#### [DATA]
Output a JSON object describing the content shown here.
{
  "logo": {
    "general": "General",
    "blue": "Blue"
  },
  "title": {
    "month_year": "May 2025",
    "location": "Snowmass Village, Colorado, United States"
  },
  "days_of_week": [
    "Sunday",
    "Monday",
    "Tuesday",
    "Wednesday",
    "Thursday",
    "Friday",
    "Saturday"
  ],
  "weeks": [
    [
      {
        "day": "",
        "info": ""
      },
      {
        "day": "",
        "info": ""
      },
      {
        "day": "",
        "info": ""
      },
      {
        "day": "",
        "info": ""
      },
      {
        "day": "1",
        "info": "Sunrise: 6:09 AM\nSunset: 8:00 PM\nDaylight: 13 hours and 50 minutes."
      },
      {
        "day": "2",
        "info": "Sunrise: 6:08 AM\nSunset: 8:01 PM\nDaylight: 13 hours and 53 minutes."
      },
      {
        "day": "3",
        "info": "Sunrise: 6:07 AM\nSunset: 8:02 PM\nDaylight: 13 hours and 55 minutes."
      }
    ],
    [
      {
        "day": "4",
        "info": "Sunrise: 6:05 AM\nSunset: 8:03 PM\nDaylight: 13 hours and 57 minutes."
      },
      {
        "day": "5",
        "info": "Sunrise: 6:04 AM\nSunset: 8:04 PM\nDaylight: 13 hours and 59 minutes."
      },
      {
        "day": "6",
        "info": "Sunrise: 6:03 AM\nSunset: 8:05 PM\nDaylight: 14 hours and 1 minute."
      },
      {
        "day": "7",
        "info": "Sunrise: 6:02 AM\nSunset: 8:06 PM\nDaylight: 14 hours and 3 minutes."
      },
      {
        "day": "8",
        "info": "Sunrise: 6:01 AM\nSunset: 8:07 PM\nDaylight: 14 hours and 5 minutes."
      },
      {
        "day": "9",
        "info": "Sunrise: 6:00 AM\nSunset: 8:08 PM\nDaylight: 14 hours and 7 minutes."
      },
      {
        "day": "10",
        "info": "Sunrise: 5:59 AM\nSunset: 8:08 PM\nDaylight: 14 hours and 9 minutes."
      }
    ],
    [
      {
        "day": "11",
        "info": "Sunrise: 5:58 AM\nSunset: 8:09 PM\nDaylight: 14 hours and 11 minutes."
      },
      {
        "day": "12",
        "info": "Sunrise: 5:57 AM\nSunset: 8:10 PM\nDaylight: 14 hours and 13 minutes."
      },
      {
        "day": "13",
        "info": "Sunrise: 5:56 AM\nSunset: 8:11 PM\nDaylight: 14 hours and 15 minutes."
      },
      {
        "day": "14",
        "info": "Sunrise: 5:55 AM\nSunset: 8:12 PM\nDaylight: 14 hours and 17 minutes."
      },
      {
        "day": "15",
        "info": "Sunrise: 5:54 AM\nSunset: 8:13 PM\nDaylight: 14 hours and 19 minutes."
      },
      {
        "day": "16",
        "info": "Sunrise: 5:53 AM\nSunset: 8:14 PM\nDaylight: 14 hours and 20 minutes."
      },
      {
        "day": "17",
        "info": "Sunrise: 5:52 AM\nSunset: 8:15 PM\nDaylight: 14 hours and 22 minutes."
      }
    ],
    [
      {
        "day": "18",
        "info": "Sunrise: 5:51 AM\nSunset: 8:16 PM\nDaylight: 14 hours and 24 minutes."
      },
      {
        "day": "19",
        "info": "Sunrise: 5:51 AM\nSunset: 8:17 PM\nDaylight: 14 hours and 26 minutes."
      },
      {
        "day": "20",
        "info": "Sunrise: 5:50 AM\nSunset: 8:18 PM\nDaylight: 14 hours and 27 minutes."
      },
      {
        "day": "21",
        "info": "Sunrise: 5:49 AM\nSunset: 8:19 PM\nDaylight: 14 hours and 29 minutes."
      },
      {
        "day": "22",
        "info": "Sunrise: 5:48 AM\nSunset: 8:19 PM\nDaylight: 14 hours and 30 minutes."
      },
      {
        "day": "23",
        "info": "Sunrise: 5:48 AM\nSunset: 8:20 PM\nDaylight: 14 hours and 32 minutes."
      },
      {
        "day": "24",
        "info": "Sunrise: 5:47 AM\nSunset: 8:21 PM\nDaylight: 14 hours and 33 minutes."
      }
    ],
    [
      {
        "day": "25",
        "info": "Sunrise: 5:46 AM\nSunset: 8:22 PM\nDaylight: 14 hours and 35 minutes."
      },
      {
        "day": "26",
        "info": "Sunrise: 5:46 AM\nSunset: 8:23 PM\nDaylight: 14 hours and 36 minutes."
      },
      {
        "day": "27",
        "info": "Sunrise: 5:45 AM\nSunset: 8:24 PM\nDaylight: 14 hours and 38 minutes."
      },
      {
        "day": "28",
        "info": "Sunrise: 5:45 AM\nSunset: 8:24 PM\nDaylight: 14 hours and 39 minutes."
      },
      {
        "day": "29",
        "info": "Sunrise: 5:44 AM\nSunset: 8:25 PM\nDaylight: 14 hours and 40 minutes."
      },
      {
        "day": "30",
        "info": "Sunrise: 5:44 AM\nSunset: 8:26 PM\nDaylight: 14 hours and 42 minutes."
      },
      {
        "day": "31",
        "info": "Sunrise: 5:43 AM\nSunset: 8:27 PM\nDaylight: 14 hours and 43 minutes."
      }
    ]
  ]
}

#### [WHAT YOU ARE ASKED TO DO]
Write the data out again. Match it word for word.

#### [THE ANSWER]
Output a JSON object describing the content shown here.
{
  "logo": {
    "general": "General",
    "blue": "Blue"
  },
  "title": {
    "month_year": "May 2025",
    "location": "Snowmass Village, Colorado, United States"
  },
  "days_of_week": [
    "Sunday",
    "Monday",
    "Tuesday",
    "Wednesday",
    "Thursday",
    "Friday",
    "Saturday"
  ],
  "weeks": [
    [
      {
        "day": "",
        "info": ""
      },
      {
        "day": "",
        "info": ""
      },
      {
        "day": "",
        "info": ""
      },
      {
        "day": "",
        "info": ""
      },
      {
        "day": "1",
        "info": "Sunrise: 6:09 AM\nSunset: 8:00 PM\nDaylight: 13 hours and 50 minutes."
      },
      {
        "day": "2",
        "info": "Sunrise: 6:08 AM\nSunset: 8:01 PM\nDaylight: 13 hours and 53 minutes."
      },
      {
        "day": "3",
        "info": "Sunrise: 6:07 AM\nSunset: 8:02 PM\nDaylight: 13 hours and 55 minutes."
      }
    ],
    [
      {
        "day": "4",
        "info": "Sunrise: 6:05 AM\nSunset: 8:03 PM\nDaylight: 13 hours and 57 minutes."
      },
      {
        "day": "5",
        "info": "Sunrise: 6:04 AM\nSunset: 8:04 PM\nDaylight: 13 hours and 59 minutes."
      },
      {
        "day": "6",
        "info": "Sunrise: 6:03 AM\nSunset: 8:05 PM\nDaylight: 14 hours and 1 minute."
      },
      {
        "day": "7",
        "info": "Sunrise: 6:02 AM\nSunset: 8:06 PM\nDaylight: 14 hours and 3 minutes."
      },
      {
        "day": "8",
        "info": "Sunrise: 6:01 AM\nSunset: 8:07 PM\nDaylight: 14 hours and 5 minutes."
      },
      {
        "day": "9",
        "info": "Sunrise: 6:00 AM\nSunset: 8:08 PM\nDaylight: 14 hours and 7 minutes."
      },
      {
        "day": "10",
        "info": "Sunrise: 5:59 AM\nSunset: 8:08 PM\nDaylight: 14 hours and 9 minutes."
      }
    ],
    [
      {
        "day": "11",
        "info": "Sunrise: 5:58 AM\nSunset: 8:09 PM\nDaylight: 14 hours and 11 minutes."
      },
      {
        "day": "12",
        "info": "Sunrise: 5:57 AM\nSunset: 8:10 PM\nDaylight: 14 hours and 13 minutes."
      },
      {
        "day": "13",
        "info": "Sunrise: 5:56 AM\nSunset: 8:11 PM\nDaylight: 14 hours and 15 minutes."
      },
      {
        "day": "14",
        "info": "Sunrise: 5:55 AM\nSunset: 8:12 PM\nDaylight: 14 hours and 17 minutes."
      },
      {
        "day": "15",
        "info": "Sunrise: 5:54 AM\nSunset: 8:13 PM\nDaylight: 14 hours and 19 minutes."
      },
      {
        "day": "16",
        "info": "Sunrise: 5:53 AM\nSunset: 8:14 PM\nDaylight: 14 hours and 20 minutes."
      },
      {
        "day": "17",
        "info": "Sunrise: 5:52 AM\nSunset: 8:15 PM\nDaylight: 14 hours and 22 minutes."
      }
    ],
    [
      {
        "day": "18",
        "info": "Sunrise: 5:51 AM\nSunset: 8:16 PM\nDaylight: 14 hours and 24 minutes."
      },
      {
        "day": "19",
        "info": "Sunrise: 5:51 AM\nSunset: 8:17 PM\nDaylight: 14 hours and 26 minutes."
      },
      {
        "day": "20",
        "info": "Sunrise: 5:50 AM\nSunset: 8:18 PM\nDaylight: 14 hours and 27 minutes."
      },
      {
        "day": "21",
        "info": "Sunrise: 5:49 AM\nSunset: 8:19 PM\nDaylight: 14 hours and 29 minutes."
      },
      {
        "day": "22",
        "info": "Sunrise: 5:48 AM\nSunset: 8:19 PM\nDaylight: 14 hours and 30 minutes."
      },
      {
        "day": "23",
        "info": "Sunrise: 5:48 AM\nSunset: 8:20 PM\nDaylight: 14 hours and 32 minutes."
      },
      {
        "day": "24",
        "info": "Sunrise: 5:47 AM\nSunset: 8:21 PM\nDaylight: 14 hours and 33 minutes."
      }
    ],
    [
      {
        "day": "25",
        "info": "Sunrise: 5:46 AM\nSunset: 8:22 PM\nDaylight: 14 hours and 35 minutes."
      },
      {
        "day": "26",
        "info": "Sunrise: 5:46 AM\nSunset: 8:23 PM\nDaylight: 14 hours and 36 minutes."
      },
      {
        "day": "27",
        "info": "Sunrise: 5:45 AM\nSunset: 8:24 PM\nDaylight: 14 hours and 38 minutes."
      },
      {
        "day": "28",
        "info": "Sunrise: 5:45 AM\nSunset: 8:24 PM\nDaylight: 14 hours and 39 minutes."
      },
      {
        "day": "29",
        "info": "Sunrise: 5:44 AM\nSunset: 8:25 PM\nDaylight: 14 hours and 40 minutes."
      },
      {
        "day": "30",
        "info": "Sunrise: 5:44 AM\nSunset: 8:26 PM\nDaylight: 14 hours and 42 minutes."
      },
      {
        "day": "31",
        "info": "Sunrise: 5:43 AM\nSunset: 8:27 PM\nDaylight: 14 hours and 43 minutes."
      }
    ]
  ]
}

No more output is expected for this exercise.